Now here comes the conundrum for the boys. At Purim there are parties and singing and gift giving. Purim is like the Jewish Halloween because all the children and some adults dress up in costume. The Rabbis of old used to tell us that the requirement for Purim is that you become so drunk that you cannot distinguish between Haman and Esther’s uncle Mordecai. We go to Temple and read the Megillah Esther and every time Haman’s name is read there is a huge hue and cry to drown out his name. So in essence, we celebrate the deliverance of the Jewish people from genocide, but we also celebrate the death of Haman. We also eat a pastry called hamantaschen. It is a wonderful buttercookie filled with jam. Now that hamantaschen cookie is supposed to represent Haman’s ears, which were cut off after his execution.

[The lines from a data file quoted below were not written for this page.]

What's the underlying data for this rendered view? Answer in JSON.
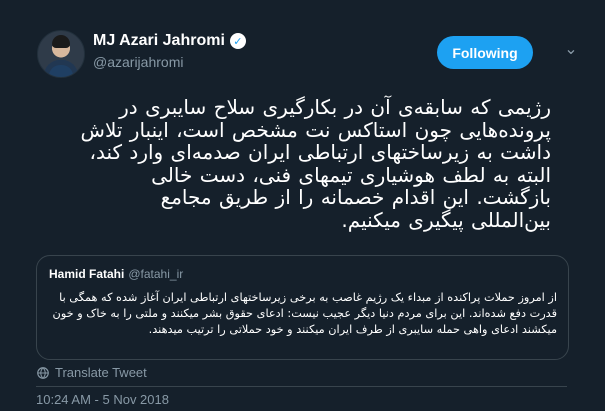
{
  "tweet": {
    "author": {
      "name": "MJ Azari Jahromi",
      "handle": "@azarijahromi",
      "verified": true
    },
    "follow_button": {
      "label": "Following"
    },
    "body": "رژیمی که سابقه‌ی آن در بکارگیری سلاح سایبری در پرونده‌هایی چون استاکس نت مشخص است، اینبار تلاش داشت به زیرساختهای ارتباطی ایران صدمه‌ای وارد کند، البته به لطف هوشیاری تیمهای فنی، دست خالی بازگشت. این اقدام خصمانه را از طریق مجامع بین‌المللی پیگیری میکنیم.",
    "quoted_tweet": {
      "author_name": "Hamid Fatahi",
      "author_handle": "@fatahi_ir",
      "body": "از امروز حملات پراکنده از مبداء یک رژیم غاصب به برخی زیرساختهای ارتباطی ایران آغاز شده که همگی با قدرت دفع شده‌اند. این برای مردم دنیا دیگر عجیب نیست: ادعای حقوق بشر میکنند و ملتی را به خاک و خون میکشند ادعای واهی حمله سایبری از طرف ایران میکنند و خود حملاتی را ترتیب میدهند."
    },
    "translate_label": "Translate Tweet",
    "timestamp": "10:24 AM - 5 Nov 2018"
  },
  "icons": {
    "verified_icon": "verified-badge",
    "dropdown_icon": "chevron-down-icon",
    "translate_icon": "globe-icon"
  },
  "colors": {
    "background": "#15202b",
    "accent": "#1da1f2",
    "secondary_text": "#8899a6",
    "border": "#38444d"
  }
}
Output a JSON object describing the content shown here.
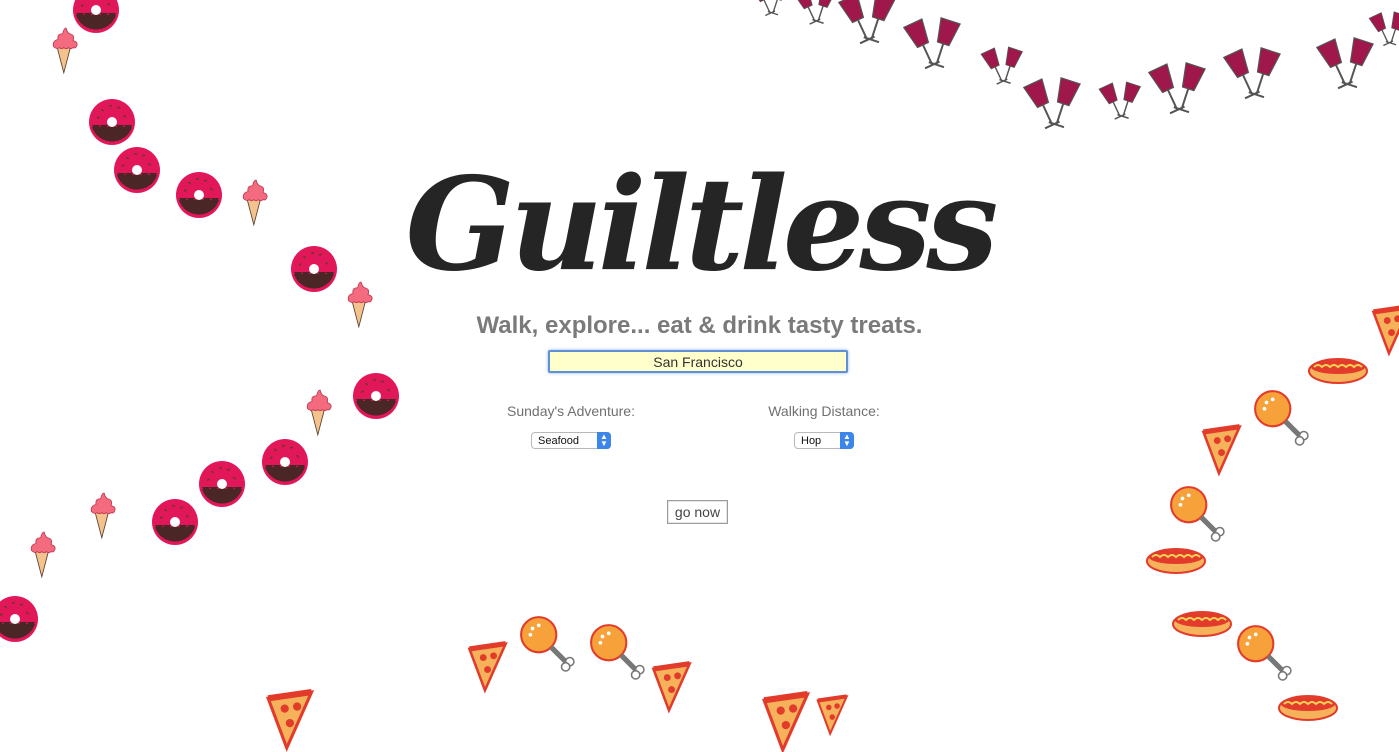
{
  "hero": {
    "logo": "Guiltless",
    "tagline": "Walk, explore... eat & drink tasty treats."
  },
  "search": {
    "city_value": "San Francisco"
  },
  "form": {
    "adventure_label": "Sunday's Adventure:",
    "adventure_selected": "Seafood",
    "distance_label": "Walking Distance:",
    "distance_selected": "Hop",
    "go_label": "go now"
  },
  "decorations": [
    "donut-icon",
    "ice-cream-icon",
    "wine-glasses-icon",
    "pizza-icon",
    "chicken-leg-icon",
    "hot-dog-icon"
  ],
  "colors": {
    "logo": "#252525",
    "tagline": "#7a7a7a",
    "input_bg": "#ffffcc",
    "input_border": "#5f8fd4",
    "select_arrow": "#3b86e8",
    "wine": "#a0174b",
    "donut_frosting": "#e2175a",
    "ice_cream": "#f46a7e",
    "food_orange": "#f08a24"
  }
}
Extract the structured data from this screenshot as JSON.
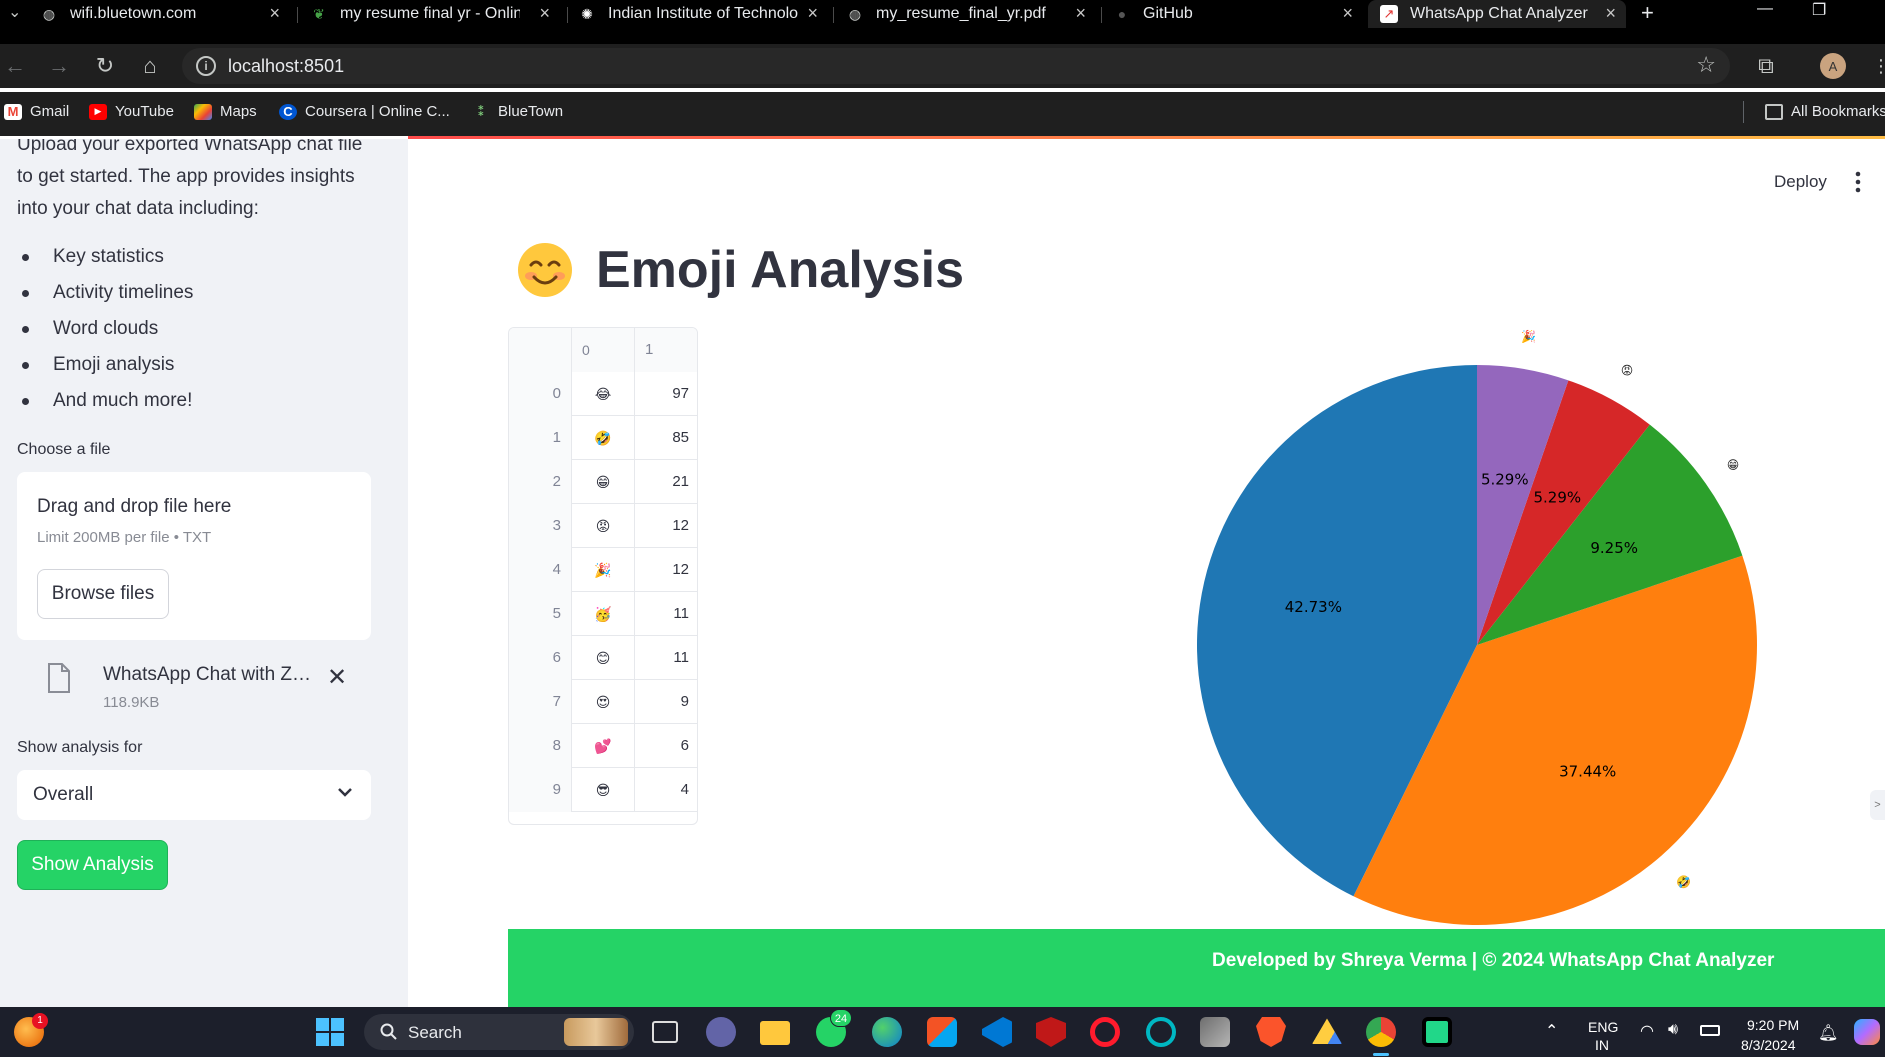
{
  "browser": {
    "tabs": [
      {
        "title": "wifi.bluetown.com",
        "favicon": "globe-icon"
      },
      {
        "title": "my resume final yr - Online",
        "favicon": "overleaf-icon"
      },
      {
        "title": "Indian Institute of Technolo",
        "favicon": "iit-logo-icon"
      },
      {
        "title": "my_resume_final_yr.pdf",
        "favicon": "globe-icon"
      },
      {
        "title": "GitHub",
        "favicon": "github-icon"
      },
      {
        "title": "WhatsApp Chat Analyzer",
        "favicon": "chart-icon",
        "active": true
      }
    ],
    "url": "localhost:8501",
    "bookmarks": [
      {
        "label": "Gmail",
        "icon": "gmail-icon"
      },
      {
        "label": "YouTube",
        "icon": "youtube-icon"
      },
      {
        "label": "Maps",
        "icon": "maps-icon"
      },
      {
        "label": "Coursera | Online C...",
        "icon": "coursera-icon"
      },
      {
        "label": "BlueTown",
        "icon": "bluetown-icon"
      }
    ],
    "all_bookmarks": "All Bookmarks",
    "accent_gradient": [
      "#ff4b4b",
      "#ffbd45"
    ]
  },
  "sidebar": {
    "intro": "Upload your exported WhatsApp chat file to get started. The app provides insights into your chat data including:",
    "features": [
      "Key statistics",
      "Activity timelines",
      "Word clouds",
      "Emoji analysis",
      "And much more!"
    ],
    "file_label": "Choose a file",
    "dropzone_title": "Drag and drop file here",
    "dropzone_limit": "Limit 200MB per file • TXT",
    "browse_label": "Browse files",
    "uploaded_file": {
      "name": "WhatsApp Chat with Zoya.txt",
      "size": "118.9KB"
    },
    "analysis_label": "Show analysis for",
    "analysis_value": "Overall",
    "show_button": "Show Analysis"
  },
  "header": {
    "deploy": "Deploy"
  },
  "main": {
    "title": "Emoji Analysis",
    "title_emoji": "smiling-face-icon",
    "table": {
      "columns": [
        "0",
        "1"
      ],
      "rows": [
        {
          "idx": "0",
          "emoji": "😂",
          "count": "97"
        },
        {
          "idx": "1",
          "emoji": "🤣",
          "count": "85"
        },
        {
          "idx": "2",
          "emoji": "😁",
          "count": "21"
        },
        {
          "idx": "3",
          "emoji": "😡",
          "count": "12"
        },
        {
          "idx": "4",
          "emoji": "🎉",
          "count": "12"
        },
        {
          "idx": "5",
          "emoji": "🥳",
          "count": "11"
        },
        {
          "idx": "6",
          "emoji": "😊",
          "count": "11"
        },
        {
          "idx": "7",
          "emoji": "😍",
          "count": "9"
        },
        {
          "idx": "8",
          "emoji": "💕",
          "count": "6"
        },
        {
          "idx": "9",
          "emoji": "😎",
          "count": "4"
        }
      ]
    }
  },
  "chart_data": {
    "type": "pie",
    "title": "",
    "slices": [
      {
        "label": "😂",
        "value": 42.73,
        "pct_label": "42.73%",
        "color": "#1f77b4"
      },
      {
        "label": "🤣",
        "value": 37.44,
        "pct_label": "37.44%",
        "color": "#ff7f0e"
      },
      {
        "label": "😁",
        "value": 9.25,
        "pct_label": "9.25%",
        "color": "#2ca02c"
      },
      {
        "label": "😡",
        "value": 5.29,
        "pct_label": "5.29%",
        "color": "#d62728"
      },
      {
        "label": "🎉",
        "value": 5.29,
        "pct_label": "5.29%",
        "color": "#9467bd"
      }
    ],
    "start_angle_deg": 90,
    "direction": "counterclockwise"
  },
  "footer": {
    "text": "Developed by Shreya Verma | © 2024 WhatsApp Chat Analyzer",
    "color": "#25d366"
  },
  "taskbar": {
    "search": "Search",
    "notification_badge": "1",
    "whatsapp_badge": "24",
    "lang": "ENG",
    "region": "IN",
    "time": "9:20 PM",
    "date": "8/3/2024"
  }
}
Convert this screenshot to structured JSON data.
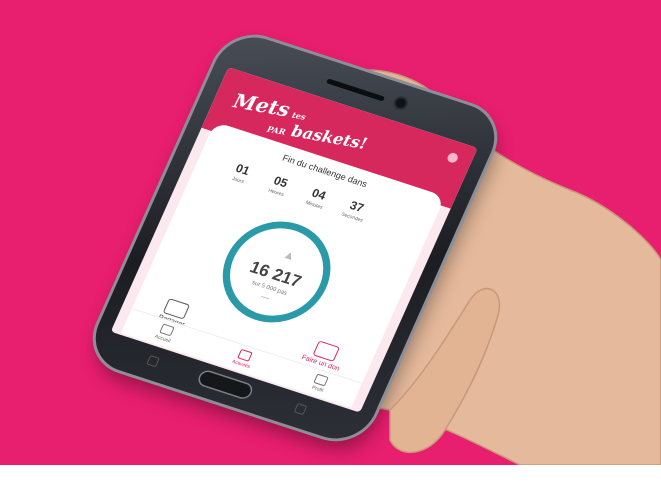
{
  "app": {
    "logo_line1": "Mets",
    "logo_line1_small": "tes",
    "logo_line2": "baskets!",
    "logo_tag": "PAR"
  },
  "challenge": {
    "title": "Fin du challenge dans",
    "timer": [
      {
        "value": "01",
        "label": "Jours"
      },
      {
        "value": "05",
        "label": "Heures"
      },
      {
        "value": "04",
        "label": "Minutes"
      },
      {
        "value": "37",
        "label": "Secondes"
      }
    ]
  },
  "steps": {
    "count": "16 217",
    "goal": "sur 5 000 pas",
    "dash": "—"
  },
  "actions": {
    "share_label": "Partager",
    "donate_label": "Faire un don"
  },
  "nav": {
    "items": [
      {
        "label": "Accueil",
        "active": false
      },
      {
        "label": "Activités",
        "active": true
      },
      {
        "label": "Profil",
        "active": false
      }
    ]
  },
  "colors": {
    "background": "#e81e6f",
    "brand": "#d6285d",
    "ring": "#2a9aa8"
  }
}
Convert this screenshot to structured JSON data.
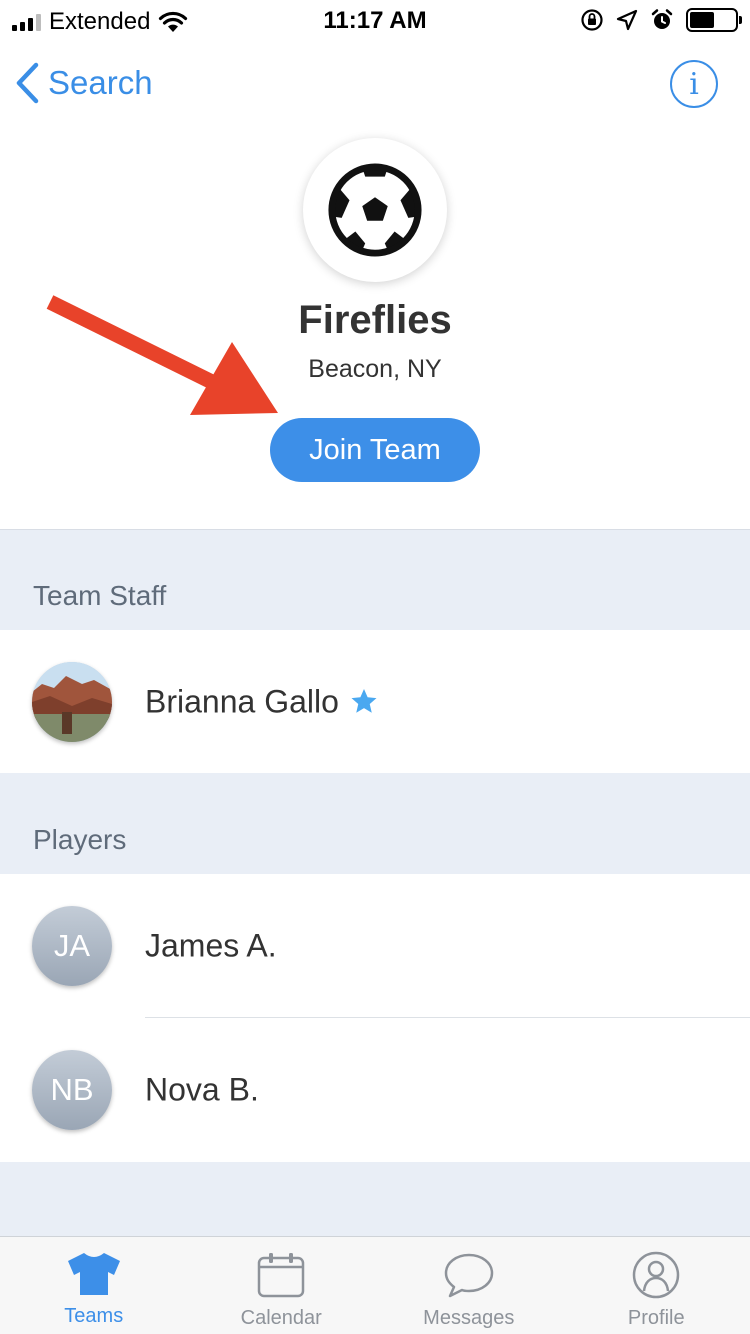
{
  "status_bar": {
    "carrier": "Extended",
    "time": "11:17 AM"
  },
  "nav": {
    "back_label": "Search",
    "info_glyph": "i"
  },
  "team": {
    "name": "Fireflies",
    "location": "Beacon, NY",
    "join_label": "Join Team"
  },
  "sections": {
    "staff": {
      "title": "Team Staff",
      "members": [
        {
          "name": "Brianna Gallo",
          "badge": "star-icon"
        }
      ]
    },
    "players": {
      "title": "Players",
      "members": [
        {
          "initials": "JA",
          "name": "James A."
        },
        {
          "initials": "NB",
          "name": "Nova B."
        }
      ]
    }
  },
  "tabs": [
    {
      "label": "Teams",
      "icon": "jersey-icon",
      "active": true
    },
    {
      "label": "Calendar",
      "icon": "calendar-icon",
      "active": false
    },
    {
      "label": "Messages",
      "icon": "chat-bubble-icon",
      "active": false
    },
    {
      "label": "Profile",
      "icon": "person-icon",
      "active": false
    }
  ],
  "colors": {
    "accent": "#3d8fe8",
    "arrow": "#e8432a",
    "section_bg": "#e9eef6",
    "star": "#4aa8f0"
  }
}
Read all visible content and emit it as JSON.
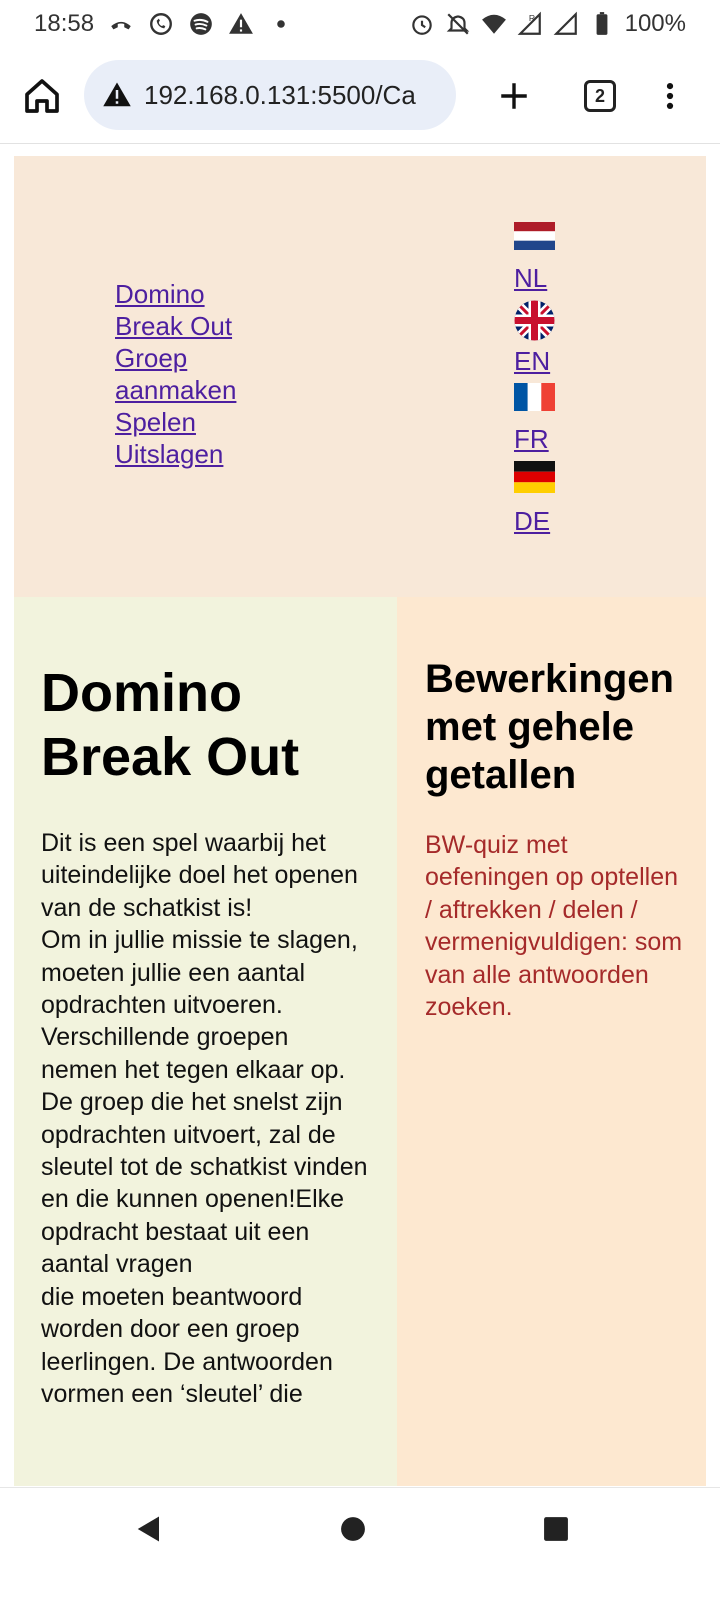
{
  "status_bar": {
    "time": "18:58",
    "battery": "100%"
  },
  "browser": {
    "url": "192.168.0.131:5500/Ca",
    "tab_count": "2"
  },
  "nav": {
    "items": [
      "Domino",
      "Break Out",
      "Groep",
      "aanmaken",
      "Spelen",
      "Uitslagen"
    ]
  },
  "languages": [
    {
      "code": "NL",
      "flag": "nl-flag-icon"
    },
    {
      "code": "EN",
      "flag": "uk-flag-icon"
    },
    {
      "code": "FR",
      "flag": "fr-flag-icon"
    },
    {
      "code": "DE",
      "flag": "de-flag-icon"
    }
  ],
  "main": {
    "title": "Domino Break Out",
    "text": "Dit is een spel waarbij het uiteindelijke doel het openen van de schatkist is!\nOm in jullie missie te slagen, moeten jullie een aantal opdrachten uitvoeren.\nVerschillende groepen nemen het tegen elkaar op. De groep die het snelst zijn opdrachten uitvoert, zal de sleutel tot de schatkist vinden en die kunnen openen!Elke opdracht bestaat uit een aantal vragen\ndie moeten beantwoord worden door een groep leerlingen. De antwoorden vormen een ‘sleutel’ die"
  },
  "side": {
    "title": "Bewerkingen met gehele getallen",
    "text": "BW-quiz met oefeningen op optellen / aftrekken / delen / vermenigvuldigen: som van alle antwoorden zoeken."
  },
  "colors": {
    "header_bg": "#f8e8d8",
    "main_bg": "#f2f3dd",
    "side_bg": "#fde8d0",
    "link": "#4d1fa0",
    "side_text": "#a52a2a"
  }
}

So here is the boy’s problem…we are taught that we as Jews are not supposed to celebrate our enemies suffering. We are not supposed to sing and dance when our enemies die. Today you never see huge groups of Jews celebrating the death of their enemies (OK there are some but you can’t control everyone and even Jews have morons in their midst.) Now it does not mean that we allow our enemies to wantonly kill our children and us. We are allowed to defend ourselves with all our might and everything at our disposal. We are just not supposed to enjoy doing it. We don't dance in the street, sing songs and give our children candy in celebration of the death of our adversaries.
In explaining this attitude, we are taught in the Talmud a story from Passover, that when Miriam began to sing when the Egyptians were drowning in the Red Sea God looked down at Miriam and asked, “How can you sing when my children are dying?” We empty our wine glasses when each plague upon the Egyptians is recounted at a Passover Seder because we cannot be joyful when even our own freedom came at such a horrible price for someone else, and never do we pray for evil to befall our enemies only that they would grow to understand and respect us. So what do I tell the boys about Purim?
If it was just the story about being delivered from genocide I think there would not be an issue. But it is the celebration of the death of another human being that causes problems, even an evil human being. The fact that there are songs, which celebrate his death, and that we eat hamantaschen does fly in the face of everything that the boys have been taught. On another vein, many young children are taught that it’s not Haman’s ears, but his hat. That people wore three-corned hats back in those days. I suppose it glosses over the problem area in the holiday, but not when you have a 20 year old and a 17 year old, who know too much for their own good and ask too many questions that you truly have no answer for.
So we left it with a simple I don’t know how the story jives with what we are taught as Jews. Perhaps that is why at Purim Jews are required to give charity and to give it anonymously. Because we are trying to make sense of something that does not make sense and we can assuage our own guilt by doing justice for those less fortunate. But leave it to my two autistic children to point out the inconsistency to me and to once again leave me dumbfounded with no answer. I suppose nothing, no religion, and noone, not one human being, is perfect. Maybe that is the answer that will have to suffice. Maybe in the end that is the true lesson of Purim.